            A third passage that some try to make say something that it does not is I Corinthians 1:17.  Paul says:  “For Christ sent me not to baptize, but to preach the gospel:  not with wisdom of words, lest the cross of Christ should be made of none effect.”  Some use this passage in an attempt to diminish the importance of baptism.  They assert that Paul was not sent to baptize.  If Paul was not sent to baptize, why did he baptize?  In I Corinthians 1:14, he tells us of two he baptized.  “I thank God that I baptized none of you, but Crispus and Gaius.”  In verse 16, he also notes that he baptized “the household of Stephanas.”  I Corinthians 1:17 must be put into its context.  The members of the church at Corinth were dividing over who had baptized them (I Cor. 1:12).  Paul wanted the church to know that baptism was not the only aspect of the conversion process.  Paul, therefore, uses an ellipsis in verse 17 to make his point.  Christ did not send him to baptize “only,” but to preach the gospel.  Paul may have taught many people who converted to Christ, but he did not baptize all of them personally.  That was okay with Paul.  Who baptizes a person is not the important matter.  It is the fact that one obeys the gospel of Christ that is important.  Paul was not discounting baptism.  He was confronting how the Corinthians were elevating the person who baptized them and were dividing the church over the matter.

            A fourth passage we will consider is found in the Old Testament book of Proverbs.  In Proverbs 29:18, we read:  “Where there is no vision, the people perish:  but he that keepeth the law, happy is he.”  Some use this verse to emphasize the need to planning for the future.  The verse, however, does not apply to this at all.  The word “vision” in this verse refers to divine revelation from God.  If mankind never had a divine message from God, they would perish.  “O Lord, I know that the way of man is not in himself:  it is not in man that walketh to direct his steps” (Jer. 10:23).  The second part of Proverbs 29:18, is a contrast to the first part of the verse.  “…but he that keepeth the law, happy is he.”  The inspired writer is teaching us that God’s revelation brings man happiness and without it man would perish.

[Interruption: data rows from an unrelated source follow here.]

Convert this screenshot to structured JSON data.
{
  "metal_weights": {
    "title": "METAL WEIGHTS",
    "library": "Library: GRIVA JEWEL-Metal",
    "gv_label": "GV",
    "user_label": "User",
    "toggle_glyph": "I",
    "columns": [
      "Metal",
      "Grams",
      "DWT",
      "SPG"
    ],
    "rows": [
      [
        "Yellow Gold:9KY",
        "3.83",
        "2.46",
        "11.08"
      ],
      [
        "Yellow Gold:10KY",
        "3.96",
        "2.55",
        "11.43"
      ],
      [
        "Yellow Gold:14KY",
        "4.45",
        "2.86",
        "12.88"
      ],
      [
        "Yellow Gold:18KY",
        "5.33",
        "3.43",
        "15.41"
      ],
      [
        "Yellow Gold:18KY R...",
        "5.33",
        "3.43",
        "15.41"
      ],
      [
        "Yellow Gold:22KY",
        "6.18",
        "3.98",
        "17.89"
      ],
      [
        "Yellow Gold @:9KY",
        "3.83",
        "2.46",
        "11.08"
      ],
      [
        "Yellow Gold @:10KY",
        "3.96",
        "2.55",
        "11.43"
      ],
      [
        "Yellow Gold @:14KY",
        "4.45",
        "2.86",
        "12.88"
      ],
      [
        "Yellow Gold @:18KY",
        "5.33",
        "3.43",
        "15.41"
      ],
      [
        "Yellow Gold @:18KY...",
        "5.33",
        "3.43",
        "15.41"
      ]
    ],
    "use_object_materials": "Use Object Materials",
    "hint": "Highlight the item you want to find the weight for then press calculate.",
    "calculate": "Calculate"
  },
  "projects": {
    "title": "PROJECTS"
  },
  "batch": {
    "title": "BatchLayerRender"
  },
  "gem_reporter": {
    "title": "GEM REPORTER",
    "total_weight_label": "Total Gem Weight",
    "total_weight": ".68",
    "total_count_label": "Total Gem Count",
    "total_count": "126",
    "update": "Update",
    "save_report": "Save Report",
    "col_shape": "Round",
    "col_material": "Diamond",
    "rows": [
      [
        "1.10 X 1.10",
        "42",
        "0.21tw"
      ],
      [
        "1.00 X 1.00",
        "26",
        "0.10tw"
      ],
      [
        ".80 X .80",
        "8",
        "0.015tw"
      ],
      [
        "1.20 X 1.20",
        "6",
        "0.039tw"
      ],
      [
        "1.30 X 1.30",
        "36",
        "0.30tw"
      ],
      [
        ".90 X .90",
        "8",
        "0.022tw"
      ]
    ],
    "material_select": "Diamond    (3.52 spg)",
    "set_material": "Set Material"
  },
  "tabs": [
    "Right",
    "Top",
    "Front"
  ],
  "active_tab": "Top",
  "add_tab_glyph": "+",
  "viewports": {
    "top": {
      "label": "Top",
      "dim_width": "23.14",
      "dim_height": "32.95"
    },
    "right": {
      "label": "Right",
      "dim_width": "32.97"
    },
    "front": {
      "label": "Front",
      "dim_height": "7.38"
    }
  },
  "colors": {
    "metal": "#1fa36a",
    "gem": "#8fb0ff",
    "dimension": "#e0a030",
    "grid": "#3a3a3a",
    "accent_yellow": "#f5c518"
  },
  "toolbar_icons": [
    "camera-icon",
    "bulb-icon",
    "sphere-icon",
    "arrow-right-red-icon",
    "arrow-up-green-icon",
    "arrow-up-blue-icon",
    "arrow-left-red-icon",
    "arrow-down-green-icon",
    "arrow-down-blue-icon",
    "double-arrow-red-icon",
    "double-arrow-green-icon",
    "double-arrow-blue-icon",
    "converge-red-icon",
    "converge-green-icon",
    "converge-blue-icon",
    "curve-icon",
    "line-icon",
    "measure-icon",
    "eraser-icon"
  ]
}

            As we study the Word of God, we must be careful.  Paul told Timothy to handle aright the Word of truth (II Tim. 2:15, ASV).  We may “think” a passage says something that is doesn’t.  If we make a passage teach something that it does not, it involves our perverting the Scriptures.  We never want to do this.  We want to present God’s Word as accurately and precisely as we possibly can.  “And ye shall know the truth, and the truth shall make your free” (John 8:32).